The problem — Give back all the records exactly, keeping every line whole.

Supplied material —

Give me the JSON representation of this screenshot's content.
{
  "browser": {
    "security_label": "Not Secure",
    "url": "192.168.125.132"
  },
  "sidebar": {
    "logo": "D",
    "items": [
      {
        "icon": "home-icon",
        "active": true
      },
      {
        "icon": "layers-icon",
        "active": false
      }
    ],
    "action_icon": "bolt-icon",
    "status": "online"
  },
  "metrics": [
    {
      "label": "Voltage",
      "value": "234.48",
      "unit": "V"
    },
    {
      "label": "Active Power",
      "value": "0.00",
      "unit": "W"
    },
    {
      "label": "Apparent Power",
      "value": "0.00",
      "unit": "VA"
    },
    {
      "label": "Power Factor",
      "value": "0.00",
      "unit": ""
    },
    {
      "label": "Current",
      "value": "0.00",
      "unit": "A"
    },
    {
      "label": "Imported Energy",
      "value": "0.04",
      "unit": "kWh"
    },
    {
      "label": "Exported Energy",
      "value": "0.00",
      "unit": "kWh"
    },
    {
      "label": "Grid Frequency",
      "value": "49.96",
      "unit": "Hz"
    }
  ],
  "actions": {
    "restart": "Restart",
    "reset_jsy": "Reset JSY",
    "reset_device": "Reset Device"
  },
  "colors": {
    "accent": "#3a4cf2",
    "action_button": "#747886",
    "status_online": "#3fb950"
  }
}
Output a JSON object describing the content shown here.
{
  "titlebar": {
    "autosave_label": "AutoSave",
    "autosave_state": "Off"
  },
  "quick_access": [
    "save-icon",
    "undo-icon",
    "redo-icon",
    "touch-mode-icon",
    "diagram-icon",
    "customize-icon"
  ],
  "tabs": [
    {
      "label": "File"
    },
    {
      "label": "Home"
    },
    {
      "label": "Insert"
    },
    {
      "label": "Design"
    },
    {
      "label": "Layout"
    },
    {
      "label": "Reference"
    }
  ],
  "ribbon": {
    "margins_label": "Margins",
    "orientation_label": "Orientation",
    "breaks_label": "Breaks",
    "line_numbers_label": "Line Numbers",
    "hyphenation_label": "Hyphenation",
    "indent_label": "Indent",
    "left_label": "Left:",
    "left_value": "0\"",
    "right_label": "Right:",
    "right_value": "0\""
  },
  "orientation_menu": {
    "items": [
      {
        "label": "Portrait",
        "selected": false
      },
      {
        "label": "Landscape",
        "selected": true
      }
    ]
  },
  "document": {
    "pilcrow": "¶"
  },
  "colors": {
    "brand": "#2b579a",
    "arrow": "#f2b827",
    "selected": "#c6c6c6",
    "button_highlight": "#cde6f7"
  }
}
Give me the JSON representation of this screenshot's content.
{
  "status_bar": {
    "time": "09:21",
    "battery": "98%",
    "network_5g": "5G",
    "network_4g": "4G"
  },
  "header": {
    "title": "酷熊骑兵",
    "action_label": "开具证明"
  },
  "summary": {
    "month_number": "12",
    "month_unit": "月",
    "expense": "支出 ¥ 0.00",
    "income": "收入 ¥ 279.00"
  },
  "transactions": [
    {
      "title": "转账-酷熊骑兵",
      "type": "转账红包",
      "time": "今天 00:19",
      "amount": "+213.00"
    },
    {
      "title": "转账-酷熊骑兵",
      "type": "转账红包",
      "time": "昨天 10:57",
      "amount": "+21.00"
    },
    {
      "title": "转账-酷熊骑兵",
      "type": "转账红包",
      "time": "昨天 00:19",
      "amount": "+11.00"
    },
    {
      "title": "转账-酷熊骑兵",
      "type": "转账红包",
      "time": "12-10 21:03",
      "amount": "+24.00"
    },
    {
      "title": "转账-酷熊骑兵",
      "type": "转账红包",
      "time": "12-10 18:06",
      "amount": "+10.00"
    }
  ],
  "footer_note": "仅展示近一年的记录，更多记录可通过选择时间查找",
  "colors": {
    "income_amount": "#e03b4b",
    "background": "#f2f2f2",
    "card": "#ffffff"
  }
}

Response to the exercise —
Give me the JSON representation of this screenshot's content.
{
  "browser": {
    "security_label": "Not Secure",
    "url": "192.168.125.132"
  },
  "sidebar": {
    "logo": "D",
    "items": [
      {
        "icon": "home-icon",
        "active": true
      },
      {
        "icon": "layers-icon",
        "active": false
      }
    ],
    "action_icon": "bolt-icon",
    "status": "online"
  },
  "metrics": [
    {
      "label": "Voltage",
      "value": "234.48",
      "unit": "V"
    },
    {
      "label": "Active Power",
      "value": "0.00",
      "unit": "W"
    },
    {
      "label": "Apparent Power",
      "value": "0.00",
      "unit": "VA"
    },
    {
      "label": "Power Factor",
      "value": "0.00",
      "unit": ""
    },
    {
      "label": "Current",
      "value": "0.00",
      "unit": "A"
    },
    {
      "label": "Imported Energy",
      "value": "0.04",
      "unit": "kWh"
    },
    {
      "label": "Exported Energy",
      "value": "0.00",
      "unit": "kWh"
    },
    {
      "label": "Grid Frequency",
      "value": "49.96",
      "unit": "Hz"
    }
  ],
  "actions": {
    "restart": "Restart",
    "reset_jsy": "Reset JSY",
    "reset_device": "Reset Device"
  },
  "colors": {
    "accent": "#3a4cf2",
    "action_button": "#747886",
    "status_online": "#3fb950"
  }
}
Output a JSON object describing the content shown here.
{
  "titlebar": {
    "autosave_label": "AutoSave",
    "autosave_state": "Off"
  },
  "quick_access": [
    "save-icon",
    "undo-icon",
    "redo-icon",
    "touch-mode-icon",
    "diagram-icon",
    "customize-icon"
  ],
  "tabs": [
    {
      "label": "File"
    },
    {
      "label": "Home"
    },
    {
      "label": "Insert"
    },
    {
      "label": "Design"
    },
    {
      "label": "Layout"
    },
    {
      "label": "Reference"
    }
  ],
  "ribbon": {
    "margins_label": "Margins",
    "orientation_label": "Orientation",
    "breaks_label": "Breaks",
    "line_numbers_label": "Line Numbers",
    "hyphenation_label": "Hyphenation",
    "indent_label": "Indent",
    "left_label": "Left:",
    "left_value": "0\"",
    "right_label": "Right:",
    "right_value": "0\""
  },
  "orientation_menu": {
    "items": [
      {
        "label": "Portrait",
        "selected": false
      },
      {
        "label": "Landscape",
        "selected": true
      }
    ]
  },
  "document": {
    "pilcrow": "¶"
  },
  "colors": {
    "brand": "#2b579a",
    "arrow": "#f2b827",
    "selected": "#c6c6c6",
    "button_highlight": "#cde6f7"
  }
}
Give me the JSON representation of this screenshot's content.
{
  "status_bar": {
    "time": "09:21",
    "battery": "98%",
    "network_5g": "5G",
    "network_4g": "4G"
  },
  "header": {
    "title": "酷熊骑兵",
    "action_label": "开具证明"
  },
  "summary": {
    "month_number": "12",
    "month_unit": "月",
    "expense": "支出 ¥ 0.00",
    "income": "收入 ¥ 279.00"
  },
  "transactions": [
    {
      "title": "转账-酷熊骑兵",
      "type": "转账红包",
      "time": "今天 00:19",
      "amount": "+213.00"
    },
    {
      "title": "转账-酷熊骑兵",
      "type": "转账红包",
      "time": "昨天 10:57",
      "amount": "+21.00"
    },
    {
      "title": "转账-酷熊骑兵",
      "type": "转账红包",
      "time": "昨天 00:19",
      "amount": "+11.00"
    },
    {
      "title": "转账-酷熊骑兵",
      "type": "转账红包",
      "time": "12-10 21:03",
      "amount": "+24.00"
    },
    {
      "title": "转账-酷熊骑兵",
      "type": "转账红包",
      "time": "12-10 18:06",
      "amount": "+10.00"
    }
  ],
  "footer_note": "仅展示近一年的记录，更多记录可通过选择时间查找",
  "colors": {
    "income_amount": "#e03b4b",
    "background": "#f2f2f2",
    "card": "#ffffff"
  }
}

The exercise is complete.